Health and anti-cancer groups have placed a controversial $1 tax increase for cigarette packs on California’s Tuesday primary ballot.
The additional tax revenue would finance cancer and tobacco-related disease research.
California already has rigid anti-smoking laws, including bans on cigarette smoking in restaurants, sidewalks, public places and even apartment buildings in some areas.
About $47 million in advertisements, the majority from the tobacco industry, have encouraged a “no” vote on Tuesday, the New York Times reports.
A poll conducted by the Public Policy Institute of California indicated that in March, 67 percent of voters favored Proposition 29, but another PPIC poll taken after the advertising campaigns indicated a decrease in support. In the most recent poll, only 53 percent said they supported the proposed cigarette tax increase.
The anti-smoking campaign has attracted national attention and high-profile supporters such as New York City Mayor Michael Bloomberg, who donated $500,000 to the effort, and bicycler and cancer survivor Lance Armstrong.
Other supporters include the American Cancer Society, the American Heart Association and the American Lung Association.
Philip Morris USA, the R. J. Reynolds Tobacco Company and California’s Republican Party are the leading voices in opposition of Proposition 29.
“You think of California as a healthy, progressive state leading in tobacco cessation,” Chris Lehman, an organizer behind the initiative told the Times. “It’s just not. And it’s not for lack of trying.”
The state’s legislature has voted down more than 30 attempts to raise the cigarette tax in the past 30 years and California is one of three states to not raise the tax in the past decade, according to the Times. California’s current cigarette tax is half the national average at 87 cents per pack. The last cigarette tax increase, by 50 cents per pack, was 14 years ago in 1998.
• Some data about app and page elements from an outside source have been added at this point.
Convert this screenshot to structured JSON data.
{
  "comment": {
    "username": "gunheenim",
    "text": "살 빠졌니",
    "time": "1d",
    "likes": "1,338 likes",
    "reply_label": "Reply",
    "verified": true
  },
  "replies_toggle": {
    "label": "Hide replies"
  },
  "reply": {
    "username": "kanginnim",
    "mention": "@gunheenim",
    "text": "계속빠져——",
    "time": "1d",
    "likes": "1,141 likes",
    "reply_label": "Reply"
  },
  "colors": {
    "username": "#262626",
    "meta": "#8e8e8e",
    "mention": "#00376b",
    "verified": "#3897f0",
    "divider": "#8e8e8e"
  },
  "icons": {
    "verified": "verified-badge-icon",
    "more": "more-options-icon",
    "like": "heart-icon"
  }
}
Increasing the cost of tobacco has proved to be the most effective way to discourage smoking, especially among teenagers, according to the Times.
About 12 percent of Californians currently smoke cigarettes.